++++ INFORMATION GIVEN

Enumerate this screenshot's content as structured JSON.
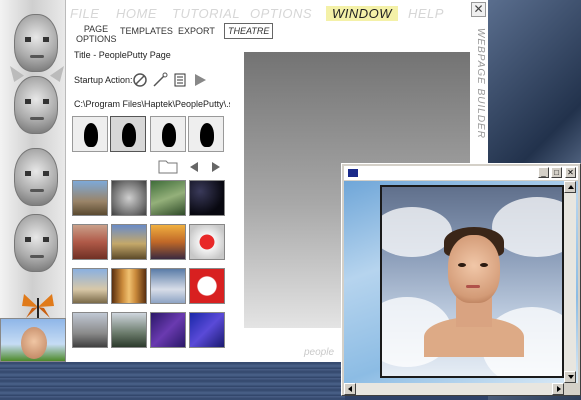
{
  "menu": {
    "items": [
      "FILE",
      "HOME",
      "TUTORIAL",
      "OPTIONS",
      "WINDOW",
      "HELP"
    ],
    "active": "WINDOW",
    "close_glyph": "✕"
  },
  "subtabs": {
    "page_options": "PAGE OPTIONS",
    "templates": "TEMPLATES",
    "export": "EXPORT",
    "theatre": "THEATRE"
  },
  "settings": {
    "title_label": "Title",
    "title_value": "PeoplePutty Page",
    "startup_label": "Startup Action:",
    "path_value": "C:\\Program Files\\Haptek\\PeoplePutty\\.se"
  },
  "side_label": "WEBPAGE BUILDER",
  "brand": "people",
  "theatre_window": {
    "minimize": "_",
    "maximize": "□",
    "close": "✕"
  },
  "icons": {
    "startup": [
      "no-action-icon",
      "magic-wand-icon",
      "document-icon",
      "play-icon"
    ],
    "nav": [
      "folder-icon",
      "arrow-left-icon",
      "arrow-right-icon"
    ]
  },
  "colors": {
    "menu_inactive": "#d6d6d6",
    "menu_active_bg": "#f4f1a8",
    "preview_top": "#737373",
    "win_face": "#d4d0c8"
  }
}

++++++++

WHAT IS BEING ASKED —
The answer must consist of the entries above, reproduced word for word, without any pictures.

EXPECTED OUTPUT —
Enumerate this screenshot's content as structured JSON.
{
  "menu": {
    "items": [
      "FILE",
      "HOME",
      "TUTORIAL",
      "OPTIONS",
      "WINDOW",
      "HELP"
    ],
    "active": "WINDOW",
    "close_glyph": "✕"
  },
  "subtabs": {
    "page_options": "PAGE OPTIONS",
    "templates": "TEMPLATES",
    "export": "EXPORT",
    "theatre": "THEATRE"
  },
  "settings": {
    "title_label": "Title",
    "title_value": "PeoplePutty Page",
    "startup_label": "Startup Action:",
    "path_value": "C:\\Program Files\\Haptek\\PeoplePutty\\.se"
  },
  "side_label": "WEBPAGE BUILDER",
  "brand": "people",
  "theatre_window": {
    "minimize": "_",
    "maximize": "□",
    "close": "✕"
  },
  "icons": {
    "startup": [
      "no-action-icon",
      "magic-wand-icon",
      "document-icon",
      "play-icon"
    ],
    "nav": [
      "folder-icon",
      "arrow-left-icon",
      "arrow-right-icon"
    ]
  },
  "colors": {
    "menu_inactive": "#d6d6d6",
    "menu_active_bg": "#f4f1a8",
    "preview_top": "#737373",
    "win_face": "#d4d0c8"
  }
}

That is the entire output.